Maybe most importantly, though, MMP stock has an impressive distribution history. Before the pandemic, Magellan had increased its distribution for 70 consecutive quarters. Of course, Magellan froze its increases with the onset of the novel coronavirus. But the distribution still appears safe (and highly attractive) at a current yield of 11.6%. On top of that, the company will likely return to growing its distribution after the pandemic is over.
NextEra Energy Partners (NEP)
NextEra Energy Partners is a growth-oriented MLP formed by NextEra Energy, Inc. (NYSE:NEE). The MLP acquires, manages and “owns interests in wind and solar projects in the U.S. as well as natural gas infrastructure assets in Texas and Pennsylvania.” This makes it one of the more attractive MLPs to buy.

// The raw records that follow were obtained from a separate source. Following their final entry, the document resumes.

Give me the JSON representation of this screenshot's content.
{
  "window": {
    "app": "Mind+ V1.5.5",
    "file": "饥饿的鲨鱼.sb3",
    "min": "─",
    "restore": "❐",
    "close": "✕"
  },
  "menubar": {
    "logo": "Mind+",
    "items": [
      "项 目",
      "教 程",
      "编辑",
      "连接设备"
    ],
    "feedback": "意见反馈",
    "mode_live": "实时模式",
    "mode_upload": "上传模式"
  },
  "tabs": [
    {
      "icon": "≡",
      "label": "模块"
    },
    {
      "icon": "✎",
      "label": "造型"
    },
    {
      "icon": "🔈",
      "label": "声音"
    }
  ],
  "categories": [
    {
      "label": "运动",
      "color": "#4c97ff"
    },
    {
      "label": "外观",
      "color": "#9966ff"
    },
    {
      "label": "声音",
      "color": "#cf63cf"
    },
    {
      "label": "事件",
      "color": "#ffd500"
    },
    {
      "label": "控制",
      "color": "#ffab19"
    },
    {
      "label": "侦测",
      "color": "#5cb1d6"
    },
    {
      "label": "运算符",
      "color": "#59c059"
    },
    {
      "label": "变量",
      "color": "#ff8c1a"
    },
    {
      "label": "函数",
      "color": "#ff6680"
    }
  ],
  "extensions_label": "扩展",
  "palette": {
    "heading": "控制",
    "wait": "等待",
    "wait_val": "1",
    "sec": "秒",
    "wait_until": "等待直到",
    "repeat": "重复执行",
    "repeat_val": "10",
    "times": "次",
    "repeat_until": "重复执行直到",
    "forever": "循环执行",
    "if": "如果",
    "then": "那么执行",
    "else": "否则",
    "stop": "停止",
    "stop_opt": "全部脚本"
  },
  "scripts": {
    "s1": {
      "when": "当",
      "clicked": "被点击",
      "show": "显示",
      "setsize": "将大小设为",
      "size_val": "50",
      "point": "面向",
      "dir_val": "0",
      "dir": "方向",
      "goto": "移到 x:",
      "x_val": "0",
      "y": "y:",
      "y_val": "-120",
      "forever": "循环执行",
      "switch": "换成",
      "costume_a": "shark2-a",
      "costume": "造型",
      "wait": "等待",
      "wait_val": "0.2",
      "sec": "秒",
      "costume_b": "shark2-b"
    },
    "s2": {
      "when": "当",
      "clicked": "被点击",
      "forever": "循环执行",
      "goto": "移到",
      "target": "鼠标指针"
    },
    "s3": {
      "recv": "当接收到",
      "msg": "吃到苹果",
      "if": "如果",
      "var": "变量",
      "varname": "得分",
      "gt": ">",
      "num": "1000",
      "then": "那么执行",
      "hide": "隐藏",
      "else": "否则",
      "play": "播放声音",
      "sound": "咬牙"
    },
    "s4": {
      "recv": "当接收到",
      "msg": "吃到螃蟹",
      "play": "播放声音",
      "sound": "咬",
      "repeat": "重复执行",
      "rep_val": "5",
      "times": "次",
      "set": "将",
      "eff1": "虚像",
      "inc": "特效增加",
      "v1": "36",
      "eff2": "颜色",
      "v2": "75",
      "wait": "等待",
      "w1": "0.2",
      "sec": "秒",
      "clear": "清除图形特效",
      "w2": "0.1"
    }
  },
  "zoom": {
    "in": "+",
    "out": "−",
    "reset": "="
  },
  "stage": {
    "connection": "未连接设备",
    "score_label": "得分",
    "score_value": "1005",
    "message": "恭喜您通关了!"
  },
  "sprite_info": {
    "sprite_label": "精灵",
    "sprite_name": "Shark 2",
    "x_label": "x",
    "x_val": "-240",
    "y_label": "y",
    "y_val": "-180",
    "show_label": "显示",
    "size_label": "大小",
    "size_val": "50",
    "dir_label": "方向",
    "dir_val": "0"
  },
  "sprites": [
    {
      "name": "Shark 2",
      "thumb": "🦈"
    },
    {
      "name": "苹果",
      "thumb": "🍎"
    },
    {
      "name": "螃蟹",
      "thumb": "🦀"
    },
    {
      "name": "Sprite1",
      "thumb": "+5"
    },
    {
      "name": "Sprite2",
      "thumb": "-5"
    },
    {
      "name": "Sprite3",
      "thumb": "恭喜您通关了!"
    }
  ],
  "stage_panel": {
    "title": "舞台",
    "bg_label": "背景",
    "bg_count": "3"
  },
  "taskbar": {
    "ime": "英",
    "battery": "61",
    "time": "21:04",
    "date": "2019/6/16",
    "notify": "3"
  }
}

NEP has a high-quality and diversified portfolio of assets. These include over 5,300 megawatts of renewable capacity, approximately 86% of which is derived from wind with the remaining 14% from solar. The company also operates 4.3 billion cubic feet of natural gas pipeline capacity, with over 700 miles of pipeline.
Through the third quarter of 2020, NEP generated 16% year-to-date growth in adjusted EBITDA and 50% growth in cash available for distributions. This strong growth has benefited unit holders with aggressive distribution increases. In fact, NextEra’s most recent “distribution of $0.595 per common unit” represents 15% growth from the same payout last year.
What’s more, NEP stock is in a position to continue its growth moving forward. This is because the renewable energy boom is still in early stages. NextEra has also recently completed multiple projects that will certainly give it a boost. For example, in Q3 the company repowered its 175-megawatt Northern Colorado wind project (Page 2). Additionally, the backup compression capacity on its Texas pipelines just reached commercial operation.
NextEra has an almost 3.7% yield, which is below many other MLP yields. But the trade-off is that NEP’s payout is highly secure, and investors also receive great distribution growth. The company has a projected payout ratio of approximately 70% for 2020, leaving plenty of room for continued increases. NEP expects to increase its distribution by 12% to 15% per year through 2024.
On the date of publication, Bob Ciura did not have (either directly or indirectly) any positions in the securities mentioned in this article.
Bob Ciura has worked at Sure Dividend since 2016. He oversees all content for Sure Dividend and its partner sites. Prior to joining Sure Dividend, Bob was an independent equity analyst. His articles have been published on major financial websites such as The Motley Fool, Seeking Alpha, Business Insider and more. Bob received a Bachelor’s degree in Finance from DePaul University and an MBA with a concentration in Investments from the University of Notre Dame.